BEGIN Information

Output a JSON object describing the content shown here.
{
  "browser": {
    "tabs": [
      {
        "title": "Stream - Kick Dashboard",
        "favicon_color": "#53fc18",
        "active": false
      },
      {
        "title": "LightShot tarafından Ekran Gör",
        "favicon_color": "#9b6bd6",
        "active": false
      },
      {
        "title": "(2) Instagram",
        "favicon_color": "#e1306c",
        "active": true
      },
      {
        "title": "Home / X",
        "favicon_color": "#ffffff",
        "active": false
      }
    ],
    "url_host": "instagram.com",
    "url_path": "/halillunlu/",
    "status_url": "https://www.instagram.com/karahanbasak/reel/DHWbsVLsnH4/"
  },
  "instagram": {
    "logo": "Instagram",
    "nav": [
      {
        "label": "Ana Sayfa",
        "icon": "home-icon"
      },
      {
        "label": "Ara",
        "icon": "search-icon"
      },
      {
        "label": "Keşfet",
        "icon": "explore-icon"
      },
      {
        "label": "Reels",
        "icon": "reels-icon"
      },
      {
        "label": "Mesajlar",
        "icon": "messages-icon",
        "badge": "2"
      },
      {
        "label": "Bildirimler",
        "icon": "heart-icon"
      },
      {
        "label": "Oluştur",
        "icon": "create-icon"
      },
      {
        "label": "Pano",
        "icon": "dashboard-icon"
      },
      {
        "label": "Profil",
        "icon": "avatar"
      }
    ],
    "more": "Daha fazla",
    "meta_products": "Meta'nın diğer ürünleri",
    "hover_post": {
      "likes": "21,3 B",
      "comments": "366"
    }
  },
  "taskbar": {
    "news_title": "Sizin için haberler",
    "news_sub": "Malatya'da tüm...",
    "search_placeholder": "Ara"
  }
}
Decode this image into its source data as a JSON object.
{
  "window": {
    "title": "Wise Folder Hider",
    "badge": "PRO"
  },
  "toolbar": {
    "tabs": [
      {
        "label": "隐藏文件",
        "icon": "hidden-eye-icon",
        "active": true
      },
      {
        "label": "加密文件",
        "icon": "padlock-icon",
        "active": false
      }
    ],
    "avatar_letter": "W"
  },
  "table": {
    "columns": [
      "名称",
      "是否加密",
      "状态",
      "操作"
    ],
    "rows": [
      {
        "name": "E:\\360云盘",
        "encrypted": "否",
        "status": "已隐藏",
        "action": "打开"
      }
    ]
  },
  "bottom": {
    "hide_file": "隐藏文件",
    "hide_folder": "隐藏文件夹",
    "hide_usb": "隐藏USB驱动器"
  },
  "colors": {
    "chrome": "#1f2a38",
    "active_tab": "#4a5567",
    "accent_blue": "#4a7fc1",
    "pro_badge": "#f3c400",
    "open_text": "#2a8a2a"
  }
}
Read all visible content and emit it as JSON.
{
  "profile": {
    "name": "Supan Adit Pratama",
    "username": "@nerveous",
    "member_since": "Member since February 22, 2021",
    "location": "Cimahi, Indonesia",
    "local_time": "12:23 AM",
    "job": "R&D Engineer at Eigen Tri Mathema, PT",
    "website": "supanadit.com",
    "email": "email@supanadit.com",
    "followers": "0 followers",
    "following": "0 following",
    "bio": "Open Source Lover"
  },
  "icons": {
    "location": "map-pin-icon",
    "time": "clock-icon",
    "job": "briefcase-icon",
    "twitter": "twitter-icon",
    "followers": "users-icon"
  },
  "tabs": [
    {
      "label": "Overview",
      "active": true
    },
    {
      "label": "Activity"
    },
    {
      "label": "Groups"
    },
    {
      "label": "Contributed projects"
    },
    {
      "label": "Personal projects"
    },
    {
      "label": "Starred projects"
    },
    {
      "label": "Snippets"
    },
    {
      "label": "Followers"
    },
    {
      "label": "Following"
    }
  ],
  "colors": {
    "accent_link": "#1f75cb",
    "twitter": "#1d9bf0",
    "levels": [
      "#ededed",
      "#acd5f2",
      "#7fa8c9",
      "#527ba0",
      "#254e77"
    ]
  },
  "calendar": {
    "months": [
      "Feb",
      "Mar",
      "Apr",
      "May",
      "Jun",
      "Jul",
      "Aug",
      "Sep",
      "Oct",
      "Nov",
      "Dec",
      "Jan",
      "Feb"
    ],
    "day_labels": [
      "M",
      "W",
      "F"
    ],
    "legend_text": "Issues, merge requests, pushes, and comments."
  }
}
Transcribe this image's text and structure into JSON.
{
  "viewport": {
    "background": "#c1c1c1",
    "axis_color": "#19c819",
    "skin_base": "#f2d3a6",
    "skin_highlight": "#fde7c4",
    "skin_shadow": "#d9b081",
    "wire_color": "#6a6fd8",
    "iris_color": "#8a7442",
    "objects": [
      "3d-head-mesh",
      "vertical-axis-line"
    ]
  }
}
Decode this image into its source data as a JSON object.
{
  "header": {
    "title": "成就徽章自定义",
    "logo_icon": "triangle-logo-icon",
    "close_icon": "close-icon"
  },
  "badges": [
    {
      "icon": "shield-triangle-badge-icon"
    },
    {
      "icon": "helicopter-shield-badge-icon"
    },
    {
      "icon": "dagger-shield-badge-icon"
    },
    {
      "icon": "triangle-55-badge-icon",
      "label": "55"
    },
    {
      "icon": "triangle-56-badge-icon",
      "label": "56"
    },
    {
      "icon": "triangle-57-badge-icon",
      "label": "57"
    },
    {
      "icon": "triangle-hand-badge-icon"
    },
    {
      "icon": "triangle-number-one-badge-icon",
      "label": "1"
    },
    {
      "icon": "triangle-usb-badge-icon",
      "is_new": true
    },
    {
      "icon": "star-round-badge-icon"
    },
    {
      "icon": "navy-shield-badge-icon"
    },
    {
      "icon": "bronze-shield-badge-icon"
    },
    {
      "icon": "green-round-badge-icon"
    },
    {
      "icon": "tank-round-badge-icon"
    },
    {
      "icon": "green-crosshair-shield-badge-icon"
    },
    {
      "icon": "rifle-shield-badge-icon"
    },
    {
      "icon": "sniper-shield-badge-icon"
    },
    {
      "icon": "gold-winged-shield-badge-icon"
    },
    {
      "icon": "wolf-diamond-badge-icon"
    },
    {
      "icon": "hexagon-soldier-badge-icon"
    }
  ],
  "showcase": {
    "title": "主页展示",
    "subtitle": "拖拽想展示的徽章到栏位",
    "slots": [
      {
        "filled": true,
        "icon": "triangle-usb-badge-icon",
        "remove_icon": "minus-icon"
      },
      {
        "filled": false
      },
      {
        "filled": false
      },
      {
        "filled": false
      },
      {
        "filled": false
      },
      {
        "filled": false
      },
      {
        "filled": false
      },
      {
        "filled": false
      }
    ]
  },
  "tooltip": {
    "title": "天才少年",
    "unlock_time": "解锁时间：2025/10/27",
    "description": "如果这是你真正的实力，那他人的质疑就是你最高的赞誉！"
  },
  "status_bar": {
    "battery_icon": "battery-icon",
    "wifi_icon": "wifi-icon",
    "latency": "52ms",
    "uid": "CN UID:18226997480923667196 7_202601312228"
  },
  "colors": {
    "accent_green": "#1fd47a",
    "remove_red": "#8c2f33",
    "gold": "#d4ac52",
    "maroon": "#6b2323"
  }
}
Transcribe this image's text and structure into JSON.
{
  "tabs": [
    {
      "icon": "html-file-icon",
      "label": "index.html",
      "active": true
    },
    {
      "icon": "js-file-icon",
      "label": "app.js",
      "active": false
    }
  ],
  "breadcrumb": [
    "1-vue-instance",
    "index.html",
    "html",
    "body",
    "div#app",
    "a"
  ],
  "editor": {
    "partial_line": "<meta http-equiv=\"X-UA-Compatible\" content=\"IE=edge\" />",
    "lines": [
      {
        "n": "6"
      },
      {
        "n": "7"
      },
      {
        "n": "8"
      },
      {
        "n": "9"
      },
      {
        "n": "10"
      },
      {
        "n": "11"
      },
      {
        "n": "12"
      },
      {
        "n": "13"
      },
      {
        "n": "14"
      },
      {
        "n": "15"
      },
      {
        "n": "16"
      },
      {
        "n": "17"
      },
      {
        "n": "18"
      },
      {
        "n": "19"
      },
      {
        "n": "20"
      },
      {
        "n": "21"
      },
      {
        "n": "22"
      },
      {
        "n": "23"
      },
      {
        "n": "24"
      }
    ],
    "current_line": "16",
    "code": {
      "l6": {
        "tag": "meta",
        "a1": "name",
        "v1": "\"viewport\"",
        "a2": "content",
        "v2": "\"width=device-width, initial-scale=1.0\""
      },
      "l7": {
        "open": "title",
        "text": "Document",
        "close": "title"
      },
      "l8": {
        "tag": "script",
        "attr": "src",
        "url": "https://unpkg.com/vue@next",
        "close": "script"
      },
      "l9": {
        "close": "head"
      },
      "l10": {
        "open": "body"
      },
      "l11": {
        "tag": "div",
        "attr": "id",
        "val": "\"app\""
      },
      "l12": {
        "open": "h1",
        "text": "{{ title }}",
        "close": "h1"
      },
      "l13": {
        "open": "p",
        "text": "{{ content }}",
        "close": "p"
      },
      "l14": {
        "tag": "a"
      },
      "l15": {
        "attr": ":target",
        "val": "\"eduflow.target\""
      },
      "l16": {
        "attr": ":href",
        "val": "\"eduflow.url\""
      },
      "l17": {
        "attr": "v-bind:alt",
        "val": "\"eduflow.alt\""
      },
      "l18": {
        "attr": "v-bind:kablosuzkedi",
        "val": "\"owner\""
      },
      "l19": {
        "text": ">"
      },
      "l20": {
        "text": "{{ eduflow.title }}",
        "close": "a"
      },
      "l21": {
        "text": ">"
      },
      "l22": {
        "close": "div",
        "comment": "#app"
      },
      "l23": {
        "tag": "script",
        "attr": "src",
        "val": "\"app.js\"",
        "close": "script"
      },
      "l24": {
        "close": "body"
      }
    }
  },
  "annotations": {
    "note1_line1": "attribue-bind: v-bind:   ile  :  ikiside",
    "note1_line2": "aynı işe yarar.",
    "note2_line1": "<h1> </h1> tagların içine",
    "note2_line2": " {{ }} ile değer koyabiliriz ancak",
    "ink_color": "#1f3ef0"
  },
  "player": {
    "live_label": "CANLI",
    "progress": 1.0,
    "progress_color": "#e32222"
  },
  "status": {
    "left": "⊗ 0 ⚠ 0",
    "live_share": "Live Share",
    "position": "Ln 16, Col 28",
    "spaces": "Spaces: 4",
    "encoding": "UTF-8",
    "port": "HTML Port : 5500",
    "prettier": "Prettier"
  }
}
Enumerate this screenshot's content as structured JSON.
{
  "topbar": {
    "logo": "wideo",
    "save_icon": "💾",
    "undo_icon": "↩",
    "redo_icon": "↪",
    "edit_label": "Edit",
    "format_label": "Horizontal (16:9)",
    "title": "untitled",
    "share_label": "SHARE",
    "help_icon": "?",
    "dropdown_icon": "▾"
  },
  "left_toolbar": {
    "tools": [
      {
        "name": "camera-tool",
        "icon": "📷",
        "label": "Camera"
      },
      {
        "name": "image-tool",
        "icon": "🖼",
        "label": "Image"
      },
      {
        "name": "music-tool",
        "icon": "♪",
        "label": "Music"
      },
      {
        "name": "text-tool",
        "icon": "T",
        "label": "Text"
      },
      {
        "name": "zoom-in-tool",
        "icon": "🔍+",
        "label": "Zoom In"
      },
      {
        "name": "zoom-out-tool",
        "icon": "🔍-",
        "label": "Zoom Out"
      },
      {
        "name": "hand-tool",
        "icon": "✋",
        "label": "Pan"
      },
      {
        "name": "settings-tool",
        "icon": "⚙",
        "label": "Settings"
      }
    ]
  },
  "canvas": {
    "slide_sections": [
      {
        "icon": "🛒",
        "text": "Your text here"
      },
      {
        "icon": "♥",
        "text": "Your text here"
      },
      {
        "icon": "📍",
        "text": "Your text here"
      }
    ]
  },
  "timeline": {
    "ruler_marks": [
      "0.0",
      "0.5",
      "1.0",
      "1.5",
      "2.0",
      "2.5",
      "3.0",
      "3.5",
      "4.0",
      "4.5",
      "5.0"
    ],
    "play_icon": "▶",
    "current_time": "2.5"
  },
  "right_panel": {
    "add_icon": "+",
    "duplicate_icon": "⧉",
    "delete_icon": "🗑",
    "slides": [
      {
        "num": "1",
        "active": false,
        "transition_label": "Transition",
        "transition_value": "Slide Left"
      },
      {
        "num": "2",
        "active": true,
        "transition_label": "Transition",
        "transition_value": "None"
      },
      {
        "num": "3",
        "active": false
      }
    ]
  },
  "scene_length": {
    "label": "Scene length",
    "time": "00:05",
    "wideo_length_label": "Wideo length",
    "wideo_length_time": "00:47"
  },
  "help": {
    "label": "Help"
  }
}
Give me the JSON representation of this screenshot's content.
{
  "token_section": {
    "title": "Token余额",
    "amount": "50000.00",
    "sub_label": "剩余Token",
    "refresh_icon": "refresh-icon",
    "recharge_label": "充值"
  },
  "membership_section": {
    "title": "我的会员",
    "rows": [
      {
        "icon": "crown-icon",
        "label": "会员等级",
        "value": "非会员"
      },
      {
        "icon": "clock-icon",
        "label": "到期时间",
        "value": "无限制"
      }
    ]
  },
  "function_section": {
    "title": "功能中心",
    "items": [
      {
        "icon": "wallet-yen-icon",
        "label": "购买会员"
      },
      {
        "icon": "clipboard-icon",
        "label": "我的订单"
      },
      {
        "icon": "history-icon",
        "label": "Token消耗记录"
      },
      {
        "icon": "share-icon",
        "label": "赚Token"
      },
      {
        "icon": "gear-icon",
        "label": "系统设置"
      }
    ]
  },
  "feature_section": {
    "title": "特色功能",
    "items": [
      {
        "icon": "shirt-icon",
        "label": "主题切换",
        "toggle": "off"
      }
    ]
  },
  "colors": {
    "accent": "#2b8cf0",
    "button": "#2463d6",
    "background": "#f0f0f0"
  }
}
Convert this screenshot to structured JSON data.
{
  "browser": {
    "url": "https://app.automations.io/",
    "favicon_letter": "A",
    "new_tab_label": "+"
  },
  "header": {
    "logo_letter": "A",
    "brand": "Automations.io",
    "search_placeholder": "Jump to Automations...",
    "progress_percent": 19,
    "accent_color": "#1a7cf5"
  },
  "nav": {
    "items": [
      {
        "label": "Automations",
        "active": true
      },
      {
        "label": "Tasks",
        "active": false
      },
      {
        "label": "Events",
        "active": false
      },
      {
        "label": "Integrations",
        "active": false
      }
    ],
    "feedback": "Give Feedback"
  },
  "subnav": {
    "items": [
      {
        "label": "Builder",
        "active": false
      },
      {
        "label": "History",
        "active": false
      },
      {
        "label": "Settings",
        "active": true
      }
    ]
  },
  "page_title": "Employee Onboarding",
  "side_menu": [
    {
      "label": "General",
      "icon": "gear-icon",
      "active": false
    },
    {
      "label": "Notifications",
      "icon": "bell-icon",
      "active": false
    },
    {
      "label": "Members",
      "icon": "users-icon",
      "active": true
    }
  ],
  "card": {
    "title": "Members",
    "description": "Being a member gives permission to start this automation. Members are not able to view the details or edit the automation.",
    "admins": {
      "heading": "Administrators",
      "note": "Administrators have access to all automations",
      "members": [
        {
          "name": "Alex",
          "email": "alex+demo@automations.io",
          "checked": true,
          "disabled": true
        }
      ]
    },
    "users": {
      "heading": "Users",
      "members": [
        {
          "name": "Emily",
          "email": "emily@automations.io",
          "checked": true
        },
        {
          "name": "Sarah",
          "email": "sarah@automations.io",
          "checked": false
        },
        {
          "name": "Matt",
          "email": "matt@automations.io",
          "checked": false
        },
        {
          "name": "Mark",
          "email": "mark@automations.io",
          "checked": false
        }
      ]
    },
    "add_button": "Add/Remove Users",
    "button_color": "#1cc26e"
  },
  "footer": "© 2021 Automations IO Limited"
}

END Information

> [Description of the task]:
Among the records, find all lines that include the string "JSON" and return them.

> [Response to this exercise]:
Output a JSON object describing the content shown here.
Decode this image into its source data as a JSON object.
Read all visible content and emit it as JSON.
Transcribe this image's text and structure into JSON.
Decode this image into its source data as a JSON object.
Transcribe this image's text and structure into JSON.
Enumerate this screenshot's content as structured JSON.
Give me the JSON representation of this screenshot's content.
Convert this screenshot to structured JSON data.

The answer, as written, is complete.